UPDATE 1200 GMT: Continuing his recent toughened line on the 2015 nuclear deal — while trying to keep Iran in the agreement — President Hassan Rouhani told Parliament that his foreign policy priority is to protect the accord from the US.
“The most important job of our Foreign Minister is first to stand behind the JCPOA [Joint Comprehensive Plan of Action], and not to allow the US and other enemies to succeed,” Rouhani said. “Standing up for the JCPOA means standing up to Iran’s enemies.”
Last week Rouhani shifted his position, saying for the first time that Iran might leave the agreement that limited its nuclear program in return for a lifting of international sanctions. He said that, while adhering to the JCPOA, Tehran might be forced to return to production of 20% enriched uranium given new restriction adopted by the US Congress and signed by Donald Trump.
The President also tried to assert authority in the quest of economic recovery, facing the challenge not only of American sanctions but also internal challenges such as large stake of the Revolutionary Guards.
“The second responsibility of the Foreign Ministry…is to get involved in economic activities. It should help attract foreign investment and technology,” Rouhani said as he repeated the asssessment of Oil Minister Bijan Zanganeh that $200 billion in investment is needed for the oil and gas sector.
Parliament approved 16 of 17 nominees for the Cabinet, only rejecting proposed Energy Minister Habibollah Bitaraf, a reformist.
ORIGINAL ENTRY: Iran’s Parliament will vote on the 17 nominees for President Hassan Rouhani’s Cabinet on Sunday.
The Majlis has been debating the credentials of the nominees since Tuesday. Almost all are expected to win endorsement easily; however, Behrouz Ne’mati of the Parliament’s Presiding Board said “one or two” may be rejected.
Rouhani has named a balance of centrists and hardliners for the posts, with Foreign Minister Mohammad Javad Zarif remaining in place.
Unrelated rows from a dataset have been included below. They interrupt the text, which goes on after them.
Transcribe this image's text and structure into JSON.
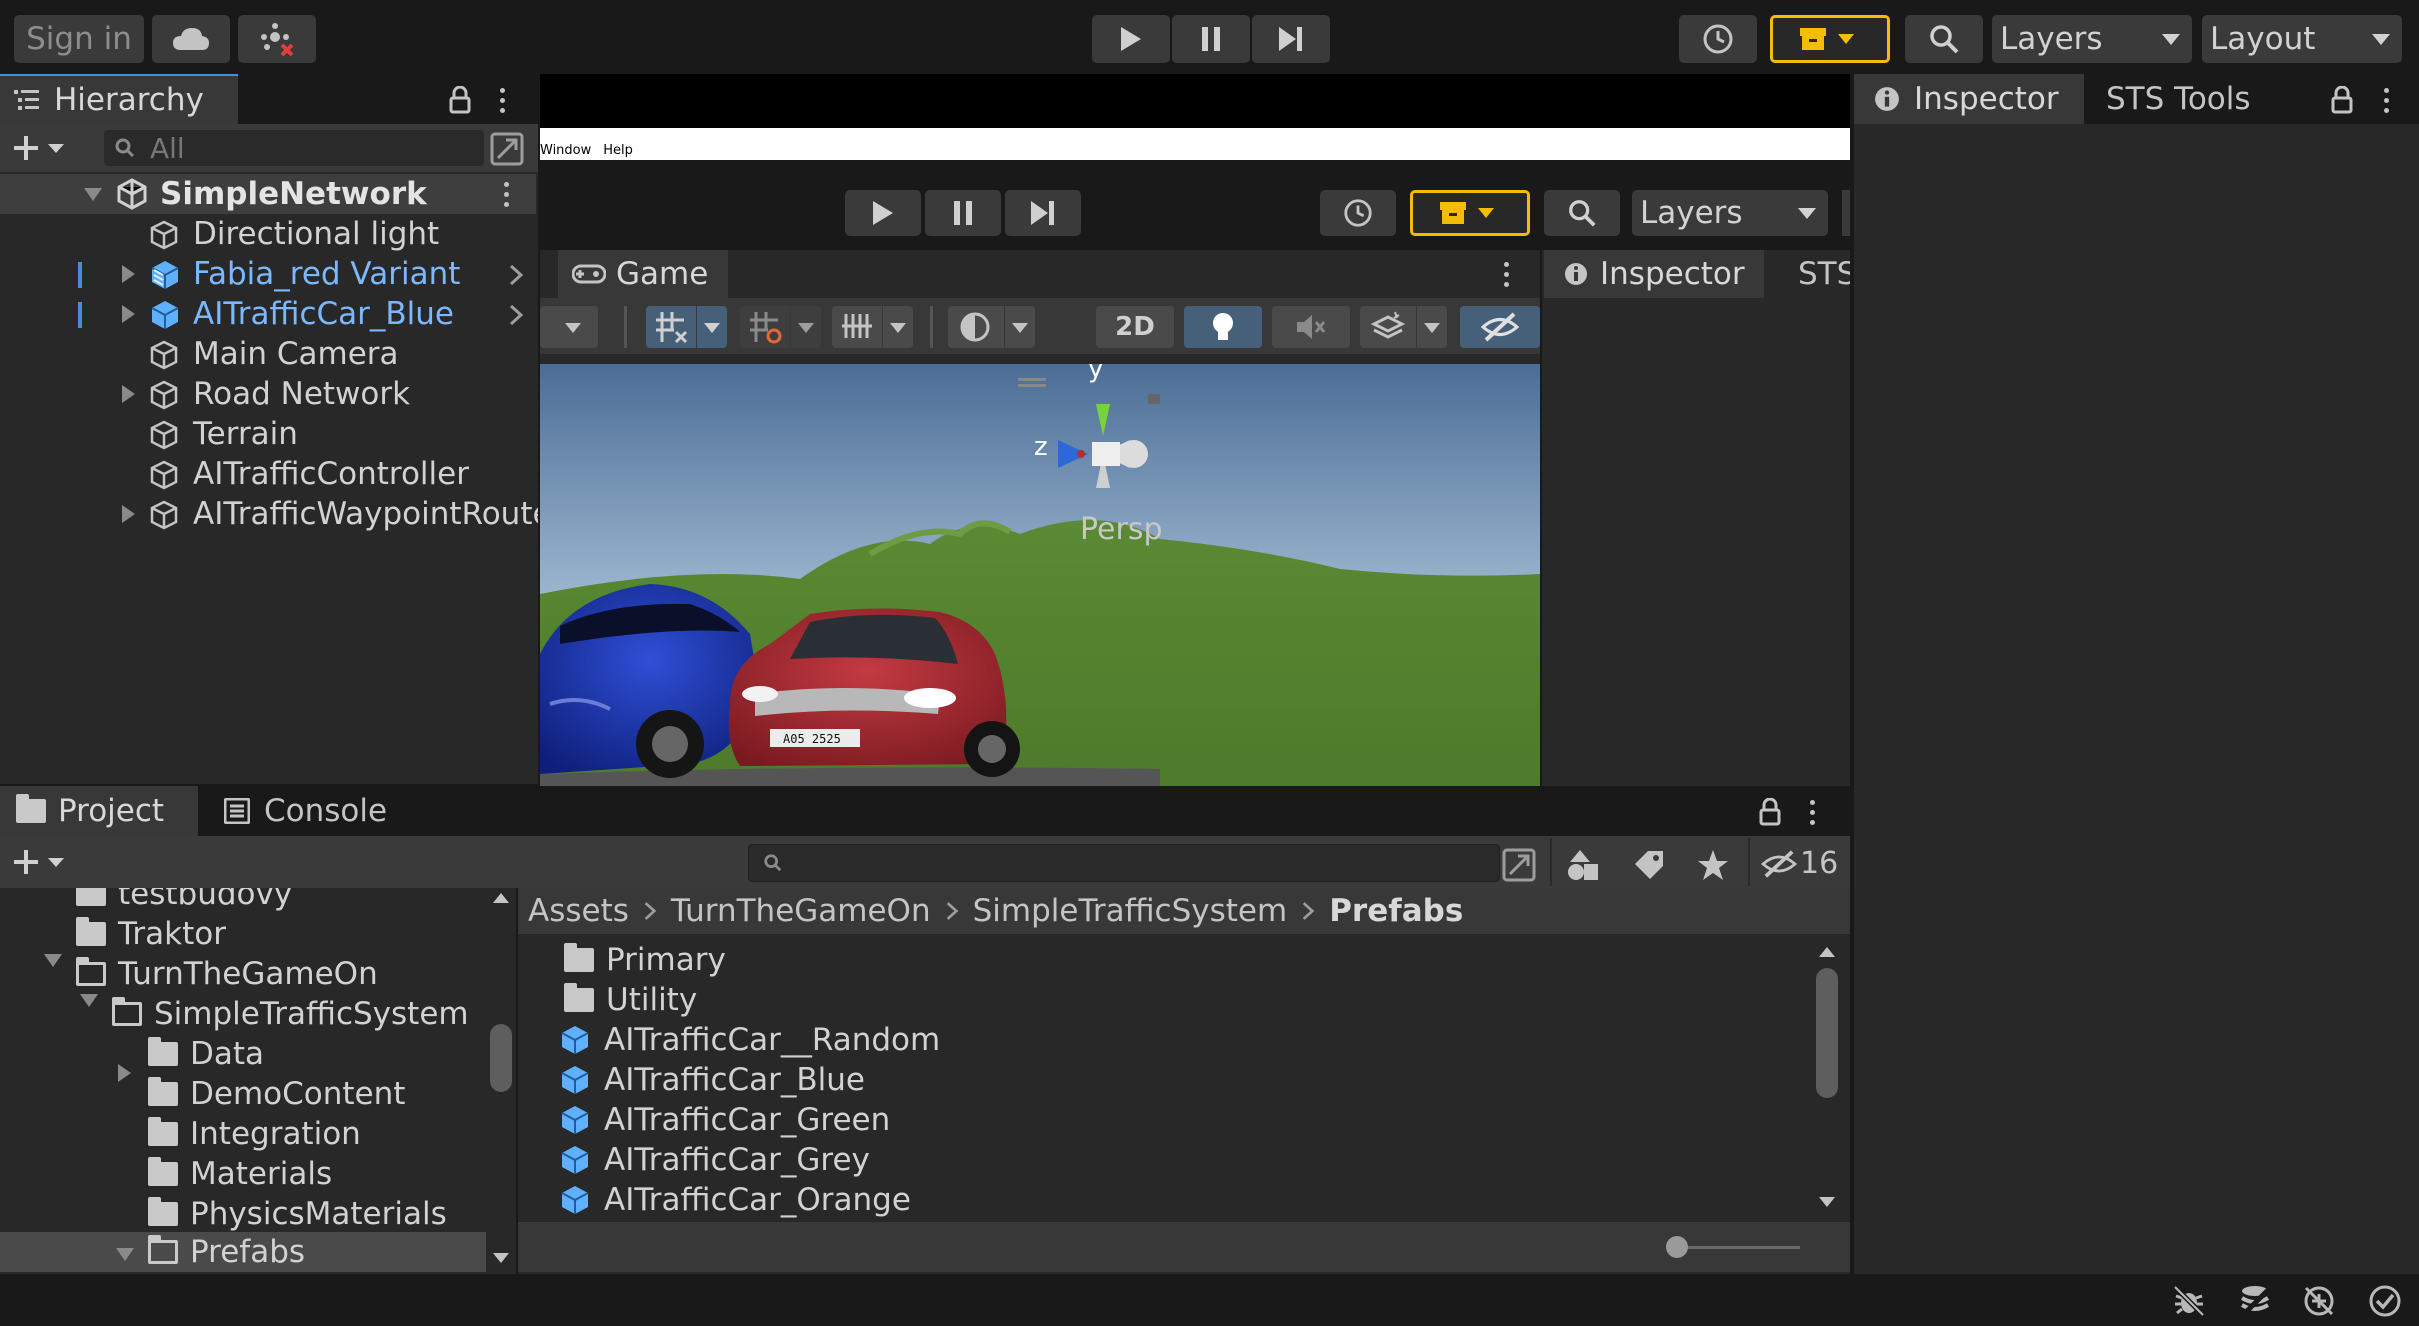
{
  "toolbar": {
    "sign_in": "Sign in",
    "layers": "Layers",
    "layout": "Layout",
    "icons": [
      "cloud-icon",
      "collab-icon",
      "play-icon",
      "pause-icon",
      "step-icon",
      "history-icon",
      "package-icon",
      "search-icon"
    ]
  },
  "hierarchy": {
    "tab": "Hierarchy",
    "search_placeholder": "All",
    "scene": "SimpleNetwork",
    "items": [
      {
        "label": "Directional light"
      },
      {
        "label": "Fabia_red Variant"
      },
      {
        "label": "AITrafficCar_Blue"
      },
      {
        "label": "Main Camera"
      },
      {
        "label": "Road Network"
      },
      {
        "label": "Terrain"
      },
      {
        "label": "AITrafficController"
      },
      {
        "label": "AITrafficWaypointRoute"
      }
    ]
  },
  "embedded": {
    "menu": [
      "Window",
      "Help"
    ],
    "layers": "Layers",
    "game_tab": "Game",
    "inspector_tab": "Inspector",
    "sts_tab": "STS",
    "btn_2d": "2D",
    "gizmo_y": "y",
    "gizmo_z": "z",
    "persp": "Persp",
    "plate": "A05 2525"
  },
  "inspector": {
    "tab": "Inspector",
    "sts_tab": "STS Tools"
  },
  "project": {
    "tab_project": "Project",
    "tab_console": "Console",
    "hidden_count": "16",
    "tree": [
      {
        "label": "testbudovy"
      },
      {
        "label": "Traktor"
      },
      {
        "label": "TurnTheGameOn"
      },
      {
        "label": "SimpleTrafficSystem"
      },
      {
        "label": "Data"
      },
      {
        "label": "DemoContent"
      },
      {
        "label": "Integration"
      },
      {
        "label": "Materials"
      },
      {
        "label": "PhysicsMaterials"
      },
      {
        "label": "Prefabs"
      }
    ],
    "breadcrumb": [
      "Assets",
      "TurnTheGameOn",
      "SimpleTrafficSystem",
      "Prefabs"
    ],
    "assets": [
      {
        "label": "Primary"
      },
      {
        "label": "Utility"
      },
      {
        "label": "AITrafficCar__Random"
      },
      {
        "label": "AITrafficCar_Blue"
      },
      {
        "label": "AITrafficCar_Green"
      },
      {
        "label": "AITrafficCar_Grey"
      },
      {
        "label": "AITrafficCar_Orange"
      }
    ]
  },
  "colors": {
    "accent_gold": "#f4bc02",
    "selection_blue": "#2c5d87",
    "prefab_blue": "#7bb8ff"
  }
}
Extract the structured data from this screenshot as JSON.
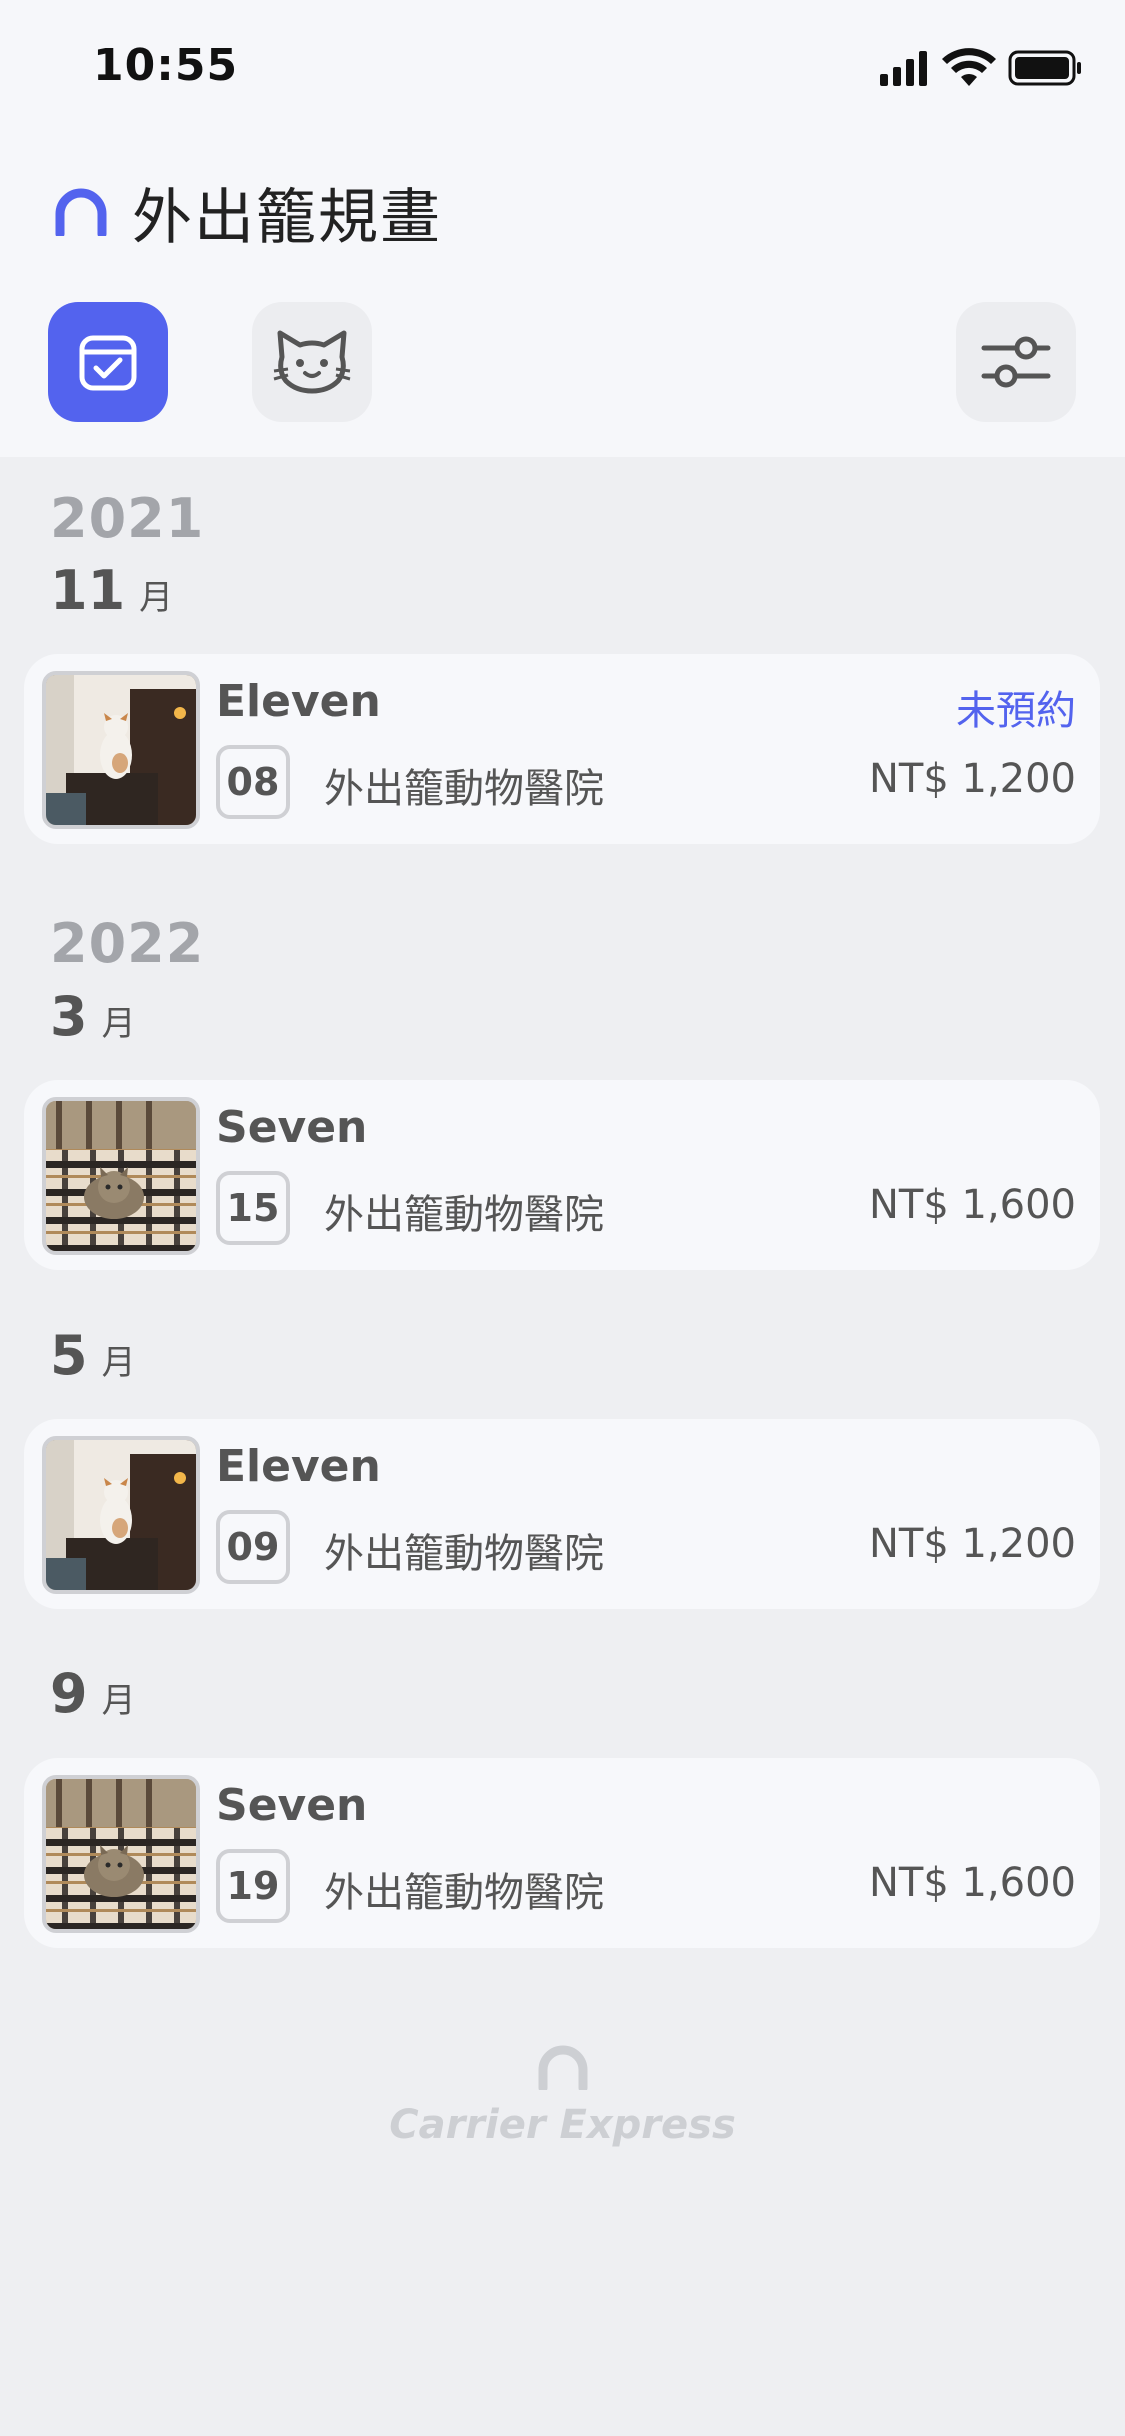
{
  "status_bar": {
    "time": "10:55"
  },
  "header": {
    "logo_icon": "arch-logo-icon",
    "title": "外出籠規畫",
    "accent_color": "#5363EE",
    "toolbar": {
      "plan_icon": "calendar-check-icon",
      "cat_icon": "cat-face-icon",
      "filter_icon": "sliders-icon"
    }
  },
  "groups": [
    {
      "year": "2021",
      "months": [
        {
          "month": "11",
          "suffix": "月",
          "entries": [
            {
              "pet": "Eleven",
              "status": "未預約",
              "day": "08",
              "clinic": "外出籠動物醫院",
              "price": "NT$ 1,200",
              "photo": "white-cat-photo"
            }
          ]
        }
      ]
    },
    {
      "year": "2022",
      "months": [
        {
          "month": "3",
          "suffix": "月",
          "entries": [
            {
              "pet": "Seven",
              "status": "",
              "day": "15",
              "clinic": "外出籠動物醫院",
              "price": "NT$ 1,600",
              "photo": "tabby-cat-photo"
            }
          ]
        },
        {
          "month": "5",
          "suffix": "月",
          "entries": [
            {
              "pet": "Eleven",
              "status": "",
              "day": "09",
              "clinic": "外出籠動物醫院",
              "price": "NT$ 1,200",
              "photo": "white-cat-photo"
            }
          ]
        },
        {
          "month": "9",
          "suffix": "月",
          "entries": [
            {
              "pet": "Seven",
              "status": "",
              "day": "19",
              "clinic": "外出籠動物醫院",
              "price": "NT$ 1,600",
              "photo": "tabby-cat-photo"
            }
          ]
        }
      ]
    }
  ],
  "footer": {
    "brand": "Carrier Express"
  }
}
But the President has been criticized for ignoring women — although he later appointed three female Vice Presidents — and the proposed Communications Minister, Mohammad Javad Azari Jahromi, has come under scrutiny because he carried out interrogations of political prisoners after the disputed 2009 Presidential election.